Work item :: In the entries below, how many lines hold the string "opción"? Answer with the number only.

Exercise data ::
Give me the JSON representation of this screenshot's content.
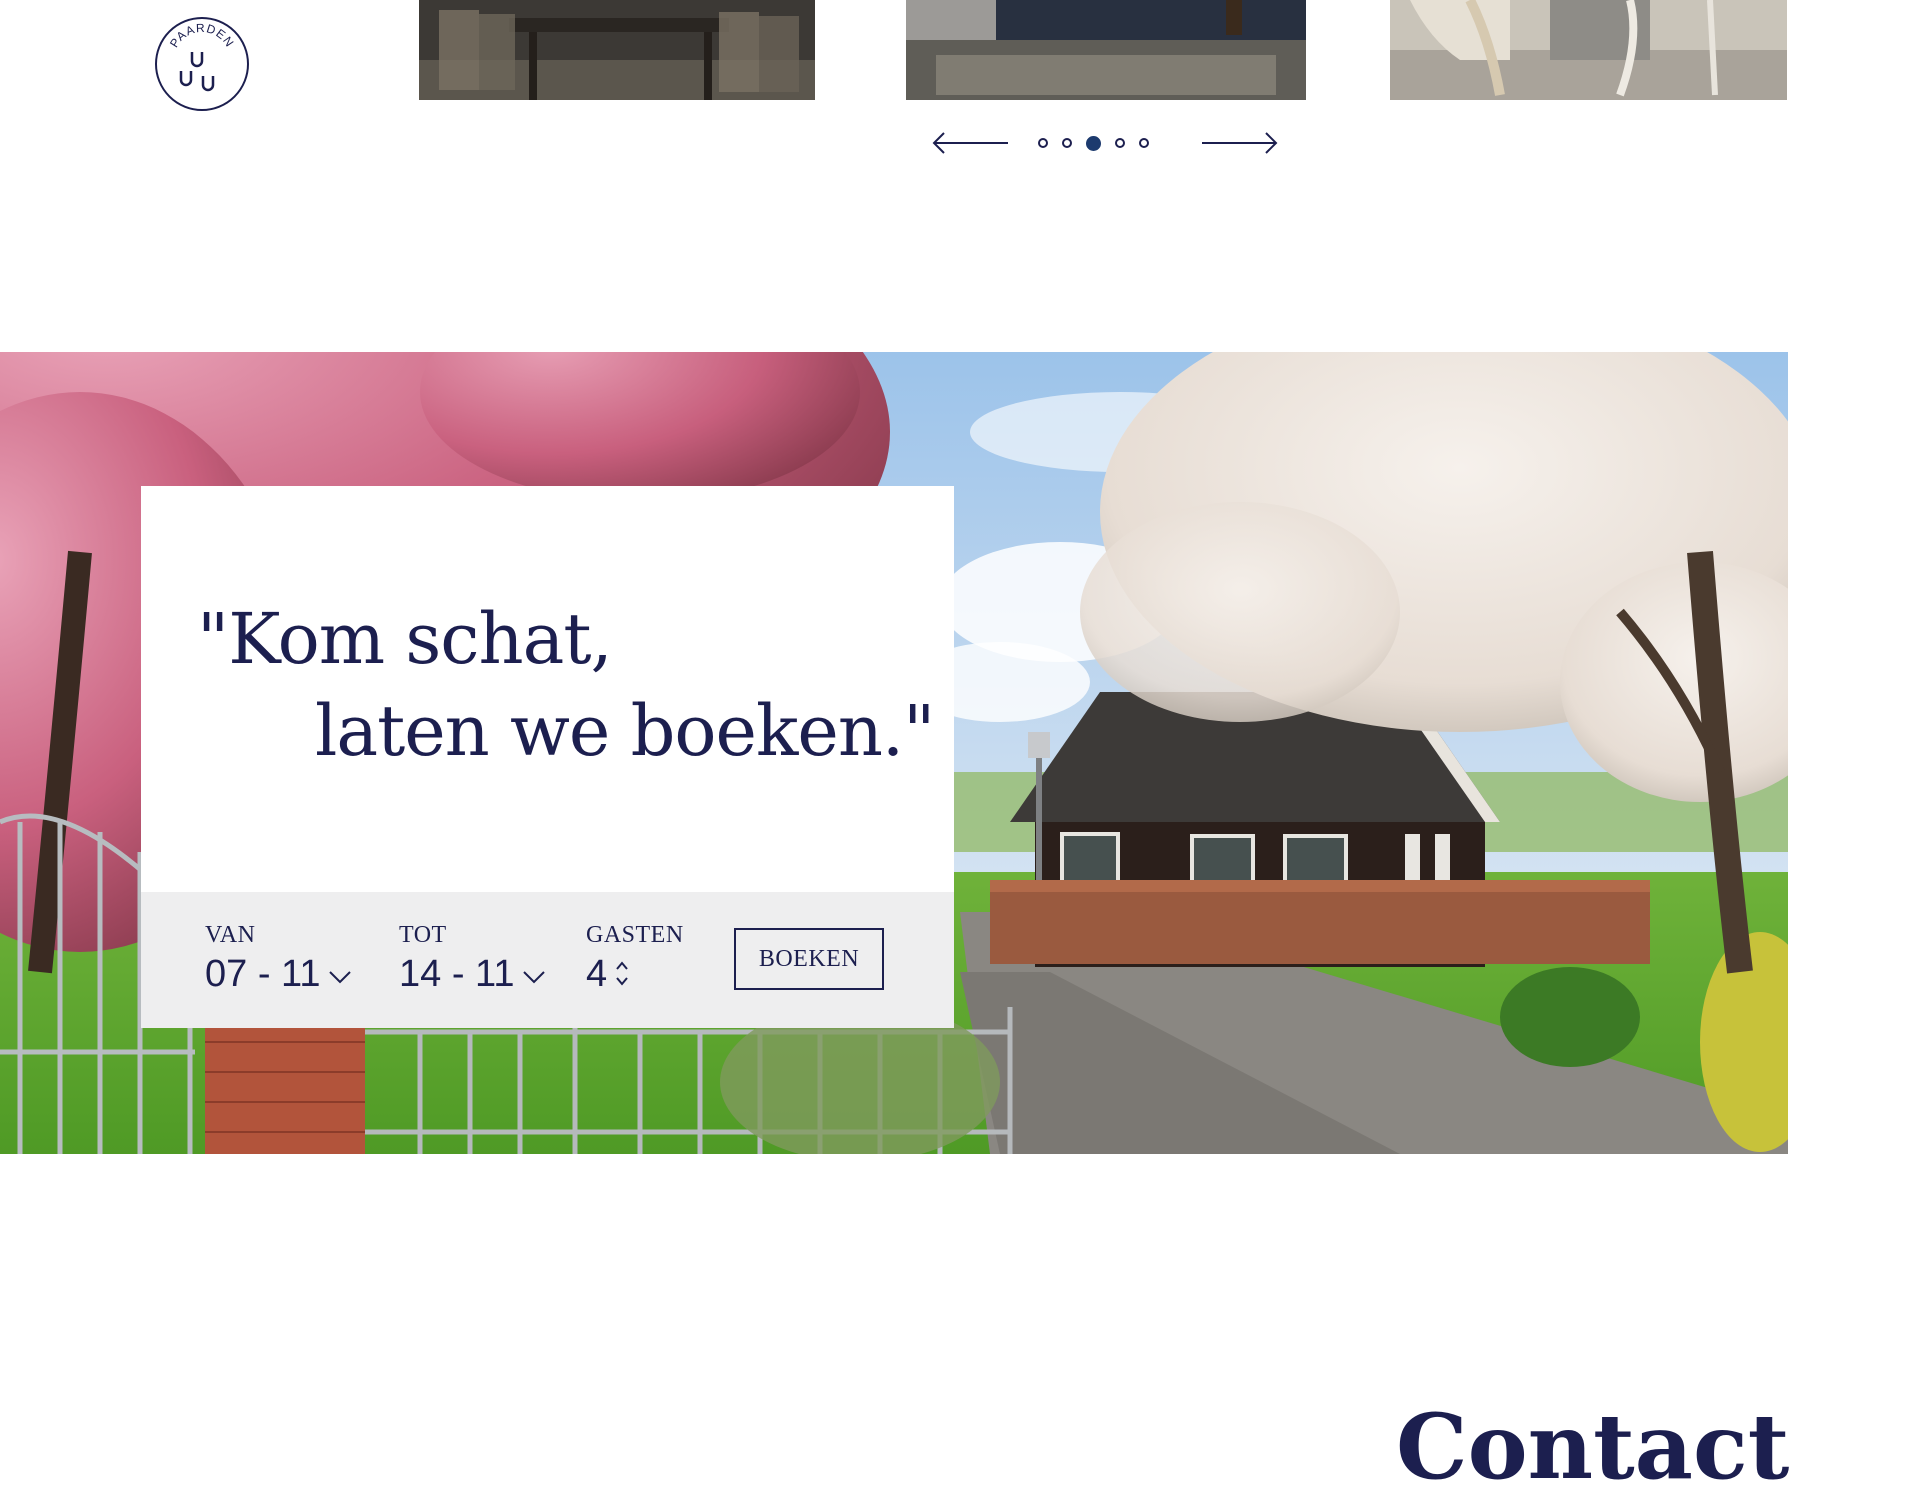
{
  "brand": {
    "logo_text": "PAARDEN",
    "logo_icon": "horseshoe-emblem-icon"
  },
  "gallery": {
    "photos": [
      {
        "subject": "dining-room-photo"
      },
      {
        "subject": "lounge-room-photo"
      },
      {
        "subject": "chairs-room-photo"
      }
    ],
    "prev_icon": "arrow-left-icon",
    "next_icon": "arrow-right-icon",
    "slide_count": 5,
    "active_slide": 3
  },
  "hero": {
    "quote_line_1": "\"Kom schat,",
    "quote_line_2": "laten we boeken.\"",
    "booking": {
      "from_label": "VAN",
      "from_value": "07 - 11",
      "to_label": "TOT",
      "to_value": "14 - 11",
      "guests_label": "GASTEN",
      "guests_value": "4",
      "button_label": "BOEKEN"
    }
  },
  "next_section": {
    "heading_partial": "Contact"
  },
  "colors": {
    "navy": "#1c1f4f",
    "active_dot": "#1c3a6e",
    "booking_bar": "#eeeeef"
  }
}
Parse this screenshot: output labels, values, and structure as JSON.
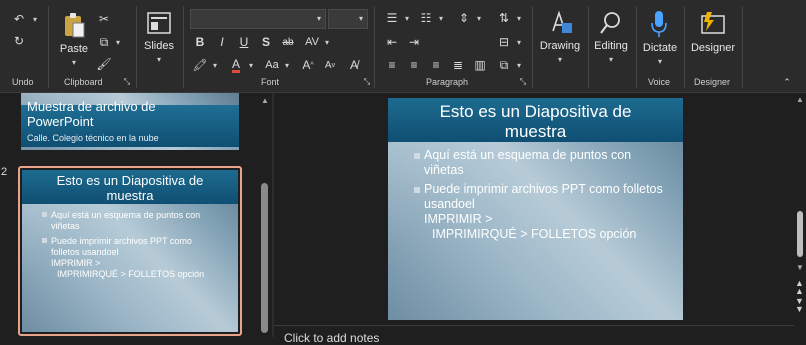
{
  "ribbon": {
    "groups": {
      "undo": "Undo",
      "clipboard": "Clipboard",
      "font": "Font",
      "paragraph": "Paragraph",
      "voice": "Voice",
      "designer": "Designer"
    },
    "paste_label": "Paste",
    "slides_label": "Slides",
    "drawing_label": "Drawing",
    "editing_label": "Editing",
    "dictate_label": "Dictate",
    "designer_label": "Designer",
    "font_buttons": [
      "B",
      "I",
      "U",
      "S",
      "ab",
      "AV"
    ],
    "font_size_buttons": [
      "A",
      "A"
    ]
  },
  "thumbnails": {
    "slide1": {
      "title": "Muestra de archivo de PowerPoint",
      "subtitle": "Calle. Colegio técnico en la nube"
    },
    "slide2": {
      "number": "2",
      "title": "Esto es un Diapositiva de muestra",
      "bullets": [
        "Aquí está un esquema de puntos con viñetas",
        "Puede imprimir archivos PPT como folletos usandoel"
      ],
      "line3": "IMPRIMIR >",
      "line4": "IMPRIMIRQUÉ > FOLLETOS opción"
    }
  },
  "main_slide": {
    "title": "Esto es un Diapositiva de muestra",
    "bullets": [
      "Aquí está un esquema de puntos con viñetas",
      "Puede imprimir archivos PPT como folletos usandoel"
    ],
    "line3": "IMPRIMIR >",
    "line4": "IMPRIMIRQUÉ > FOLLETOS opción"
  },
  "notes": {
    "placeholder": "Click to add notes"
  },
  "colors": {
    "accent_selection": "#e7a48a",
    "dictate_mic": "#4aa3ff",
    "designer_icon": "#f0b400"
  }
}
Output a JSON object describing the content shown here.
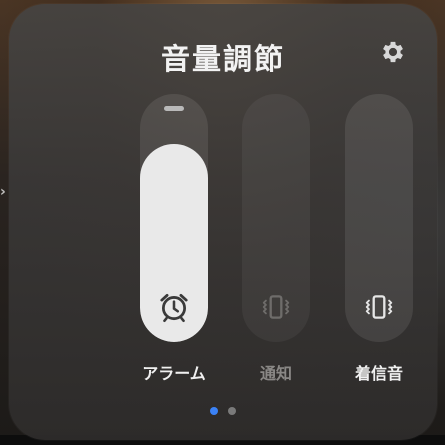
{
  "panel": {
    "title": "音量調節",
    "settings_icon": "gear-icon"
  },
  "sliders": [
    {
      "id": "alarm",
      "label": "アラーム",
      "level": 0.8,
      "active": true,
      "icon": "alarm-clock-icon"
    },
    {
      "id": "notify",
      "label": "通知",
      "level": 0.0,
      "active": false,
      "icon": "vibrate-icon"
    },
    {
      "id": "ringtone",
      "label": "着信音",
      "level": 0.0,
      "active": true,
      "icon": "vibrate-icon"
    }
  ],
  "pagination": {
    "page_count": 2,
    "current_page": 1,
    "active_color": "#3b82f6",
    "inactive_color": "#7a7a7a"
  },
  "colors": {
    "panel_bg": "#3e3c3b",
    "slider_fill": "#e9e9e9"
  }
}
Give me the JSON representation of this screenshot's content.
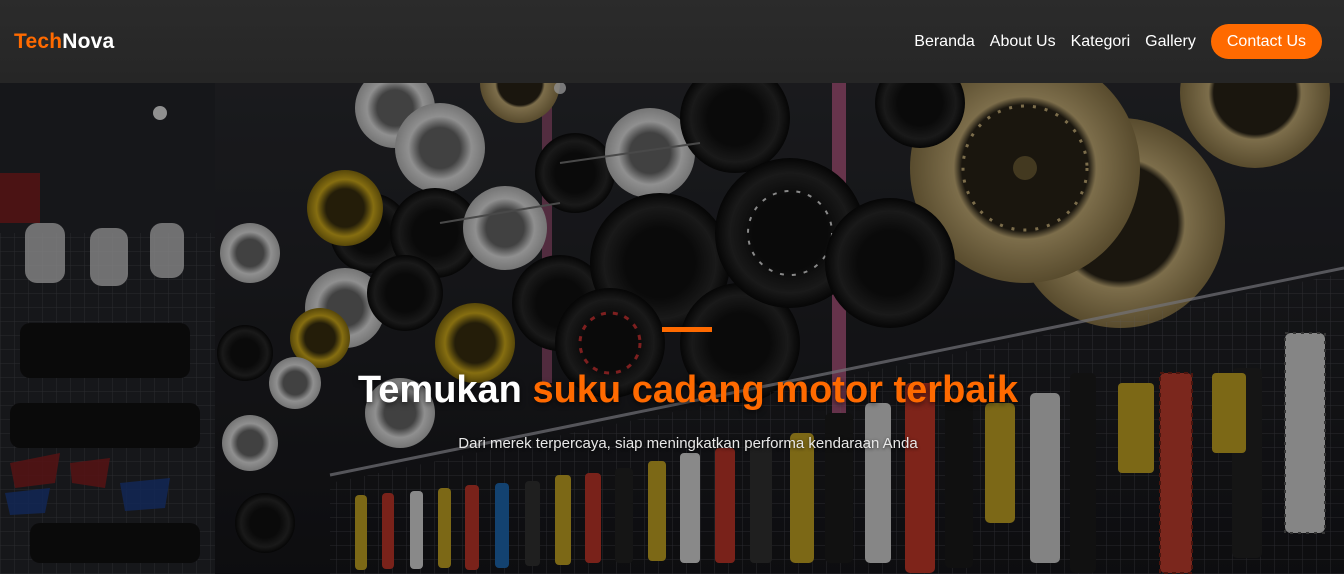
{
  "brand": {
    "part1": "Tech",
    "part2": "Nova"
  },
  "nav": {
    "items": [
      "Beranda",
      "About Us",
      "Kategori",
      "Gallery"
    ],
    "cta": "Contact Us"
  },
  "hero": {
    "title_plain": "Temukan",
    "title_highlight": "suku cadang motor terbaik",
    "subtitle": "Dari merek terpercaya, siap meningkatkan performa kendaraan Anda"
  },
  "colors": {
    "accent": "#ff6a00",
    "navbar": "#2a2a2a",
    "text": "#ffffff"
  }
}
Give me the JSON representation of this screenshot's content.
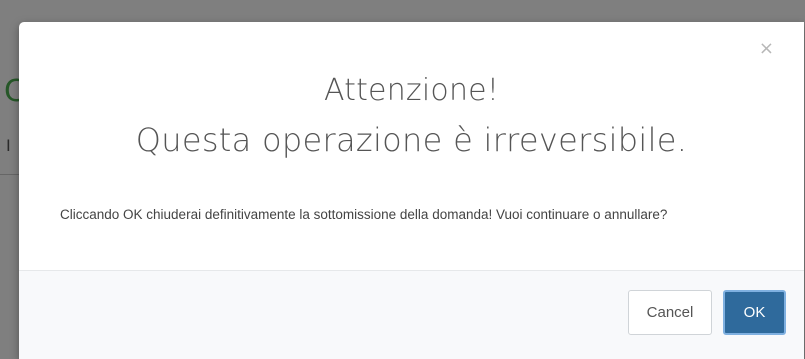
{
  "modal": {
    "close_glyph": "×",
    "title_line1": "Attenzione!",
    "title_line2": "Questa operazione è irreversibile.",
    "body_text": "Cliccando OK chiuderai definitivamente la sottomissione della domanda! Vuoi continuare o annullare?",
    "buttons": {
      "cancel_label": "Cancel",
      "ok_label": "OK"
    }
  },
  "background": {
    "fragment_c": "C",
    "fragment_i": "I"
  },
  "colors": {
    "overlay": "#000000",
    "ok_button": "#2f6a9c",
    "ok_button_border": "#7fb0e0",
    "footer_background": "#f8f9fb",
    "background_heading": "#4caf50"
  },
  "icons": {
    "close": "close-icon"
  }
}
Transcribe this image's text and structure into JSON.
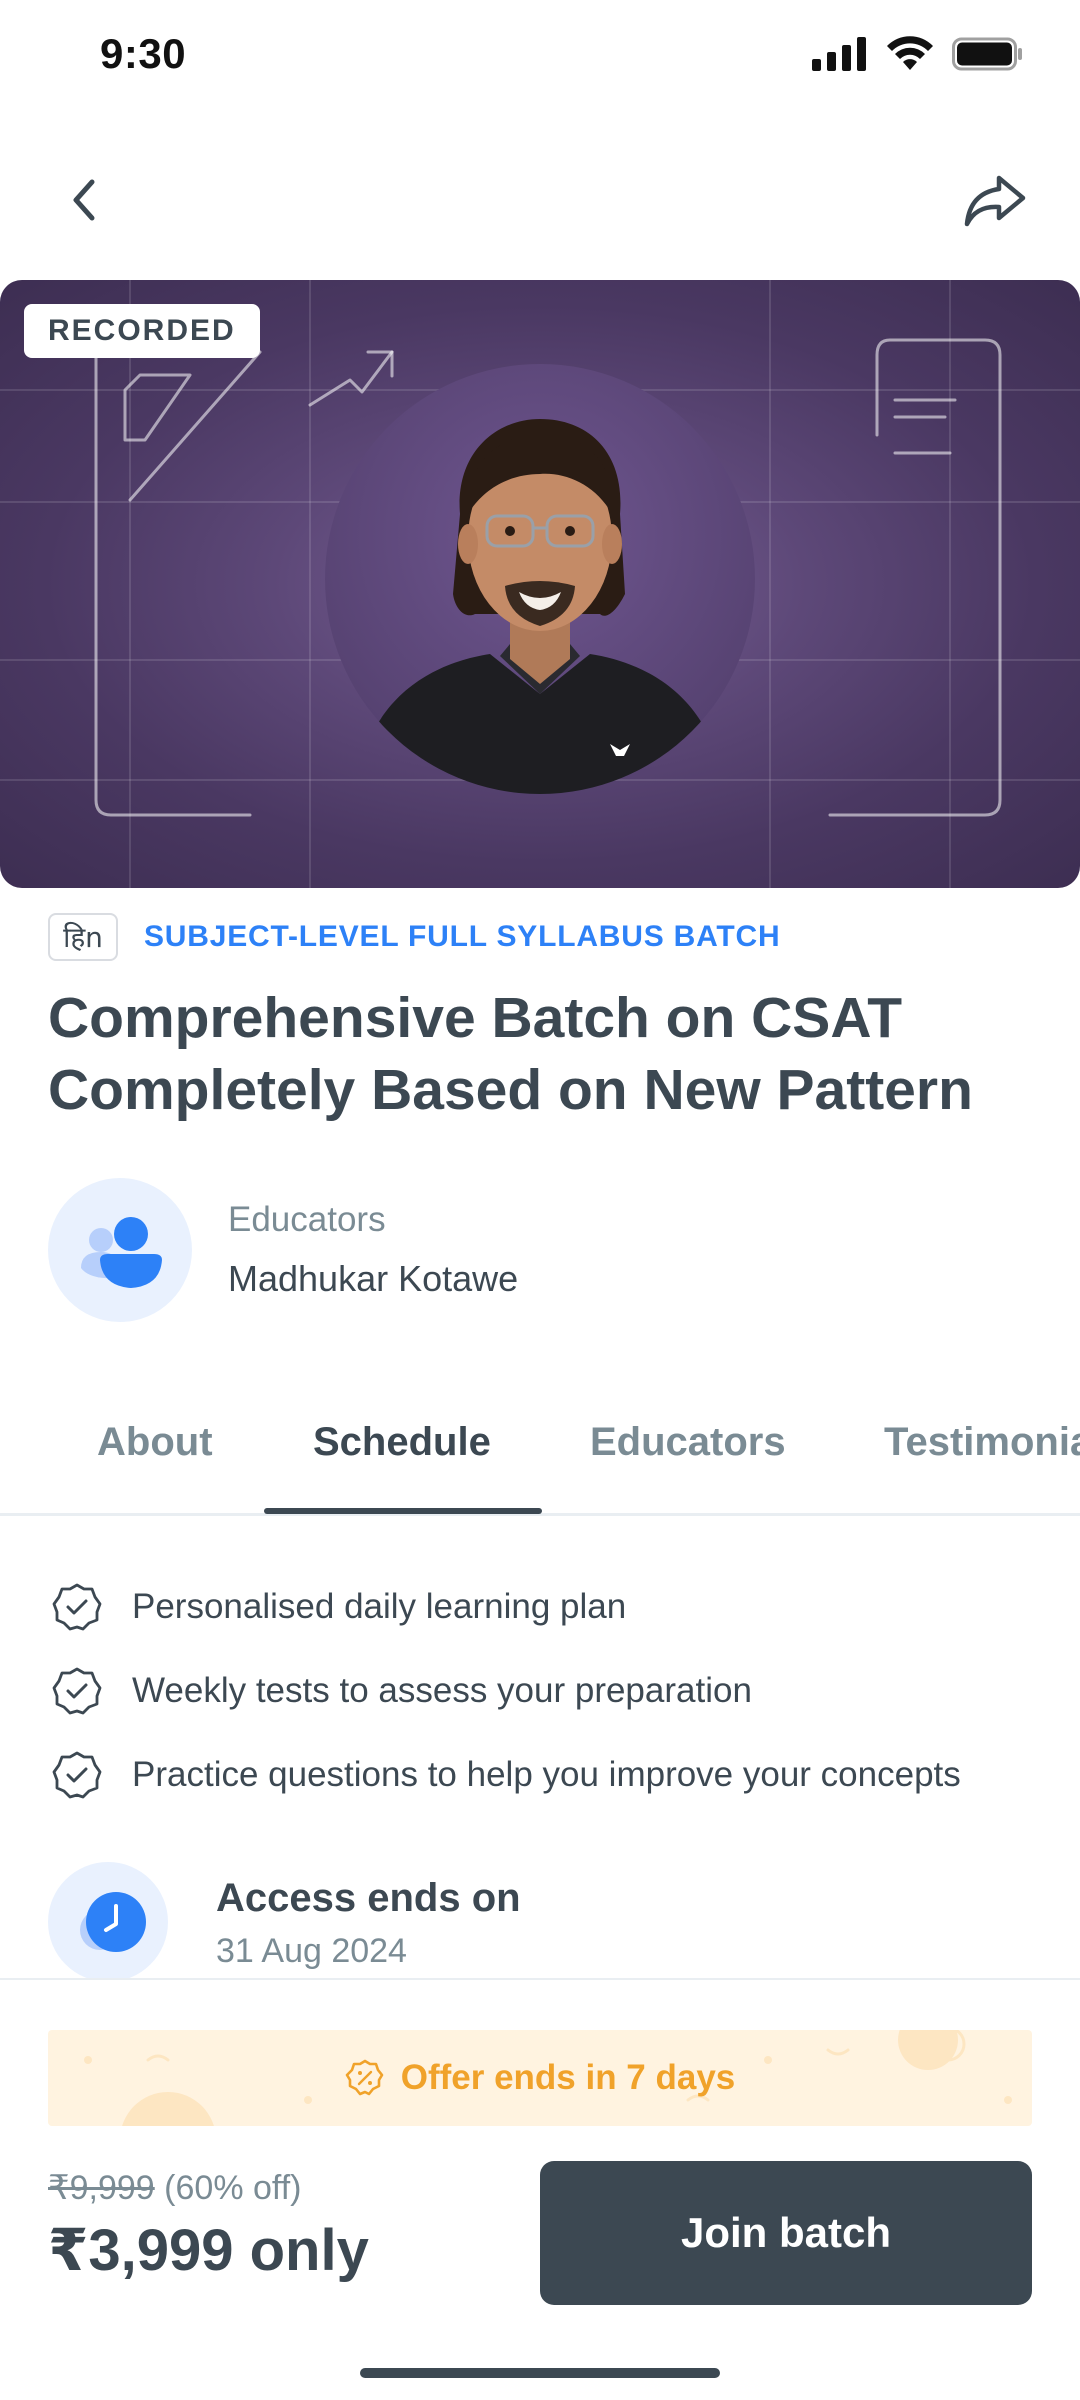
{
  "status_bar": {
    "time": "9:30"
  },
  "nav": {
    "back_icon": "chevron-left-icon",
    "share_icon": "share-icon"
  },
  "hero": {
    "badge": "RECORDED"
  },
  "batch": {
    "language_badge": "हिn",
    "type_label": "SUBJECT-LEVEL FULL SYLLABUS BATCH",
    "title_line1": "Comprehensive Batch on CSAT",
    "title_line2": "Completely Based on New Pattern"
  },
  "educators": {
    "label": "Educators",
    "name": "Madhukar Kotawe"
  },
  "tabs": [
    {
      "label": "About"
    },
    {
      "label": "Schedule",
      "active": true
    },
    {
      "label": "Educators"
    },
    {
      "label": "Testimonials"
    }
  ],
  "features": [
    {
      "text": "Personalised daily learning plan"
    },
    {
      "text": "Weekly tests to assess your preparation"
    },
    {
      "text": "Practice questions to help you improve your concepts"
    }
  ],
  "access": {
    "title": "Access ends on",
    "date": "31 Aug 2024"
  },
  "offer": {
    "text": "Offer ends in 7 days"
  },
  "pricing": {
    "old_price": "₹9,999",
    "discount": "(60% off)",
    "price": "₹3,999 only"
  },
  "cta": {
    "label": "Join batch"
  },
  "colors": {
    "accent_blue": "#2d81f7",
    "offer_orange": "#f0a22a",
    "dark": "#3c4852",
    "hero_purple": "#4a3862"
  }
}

Answer to the exercise :: 2